So what can you do to encourage consumers to purchase your product, remain loyal to your brand and keep your price consistent?
Change your model – by giving your customers the incentive to pay another way.
The average company pays between 1.5% and 5% in credit card service charges. If you have $5,000,000 in revenue and are paying 3.5% in service charges, up to $175,000 of your bottom line could be going to the credit card companies.
While you may consider this a cost of doing business, what if you encouraged your customers to pay by cash, check or bill pay by putting 2.5% of their bill (based on the 3.5% noted above) into a loyalty account for them to use towards future purchases? You would still come out ahead by $50,000.
Such a program provides many consumer benefits:
- Reduces their cost on future services
- Does not increase credit card debt (according to IndexCreditCard.com the average consumer household is carrying a $10,640 balance on their credit cards)
- Saves money by not having to pay interest on credit card purchases
- Provides value for products and services they already use
Your company benefits as well:
- Reduces transaction costs (thus benefitting the bottom line)
- Increases customer loyalty
- Provides unique point of difference
A recession is great time to change how you do business without changing your business.

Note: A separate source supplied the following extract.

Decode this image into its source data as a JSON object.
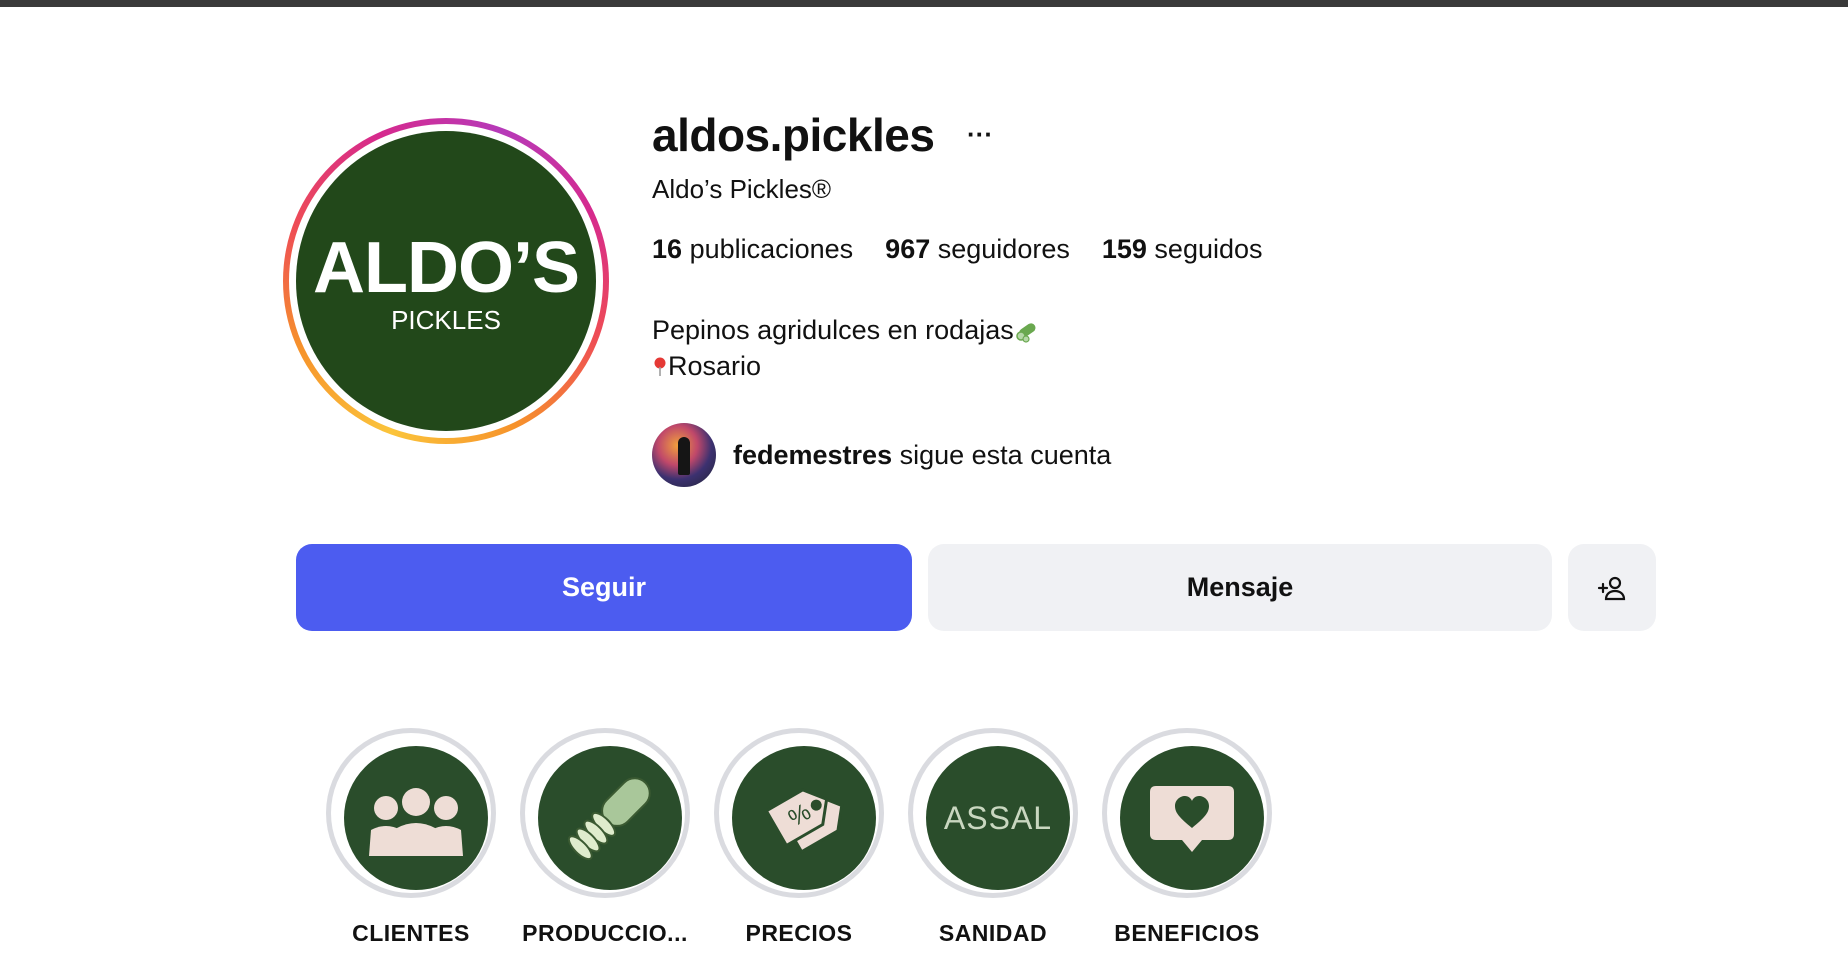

One of the recent trends facing B2B companies is the shift in power back up the corporate ladder. In the past a mid-level manager may have had the authority to purchase your product or service. That responsibility now exists farther up the food chain where you may or may not have relationships.
So how do you get the ear of the executive suite? In the March issue of Harvard Business Review, authors Philip Lay, Todd Hewlin, and Geoffrey Moore cover this topic in their cover article called “Provoke Your Customers“.
The article talks about changing how you sell – from solutions-based to provocation-based. You need to sell by understanding your client’s “critical issue” beyond what your product or service provides them. What are the bottom line issues that their business faces and how are you the company to solve it?
Once you identify that critical issue, you need to find a path to the executive in charge. Unfortunately, your current point of contact may be a hindrance since most people don’t like admitting they no longer have the influence they once had.
This is where your sales training goes beyond the typical lead generation. The authors go on to talk about the importance of using your referral network to get you a meeting. My advice to you is opening your pitch with “this is going to benefit your bottom line” – as return on investment is critical now more than ever.
People mistake marketing as the final product people see. In fact, it is the thinking and knowledge behind the final product that shows you know how to market smarter.
I was re-reading a 2001 article from the Harvard Business Review about how to navigate your business in a downturn. It reminded me that so many companies often try to diversify their products and services to capture revenue from new sources. Instead of being distracted by new ventures which deplete your resources and invite new competition, strengthen your core services and ensure you maintain your competitive edge.
Focusing on your core customers is equally important. Reaching out to a wider customer segment is important for growth – but it can take time. For a near-term (and ongoing solution) reach out to your existing customers. Provide them incentives to use your services or purchase your products again. Use email marketing, direct mail and/or telemarketing to communicate your offer and bring your customers back.
In addition, provide you customers an incentive to refer you to their friends. Word-of-mouth marketing is the one of the most credible marketing tools and providing your customers a reason to talk about you to their friends will certainly help drive sales.
To weather the economic storm follow these steps to solidify your core business and strengthen your customer relationships thus allowing you to market smarter.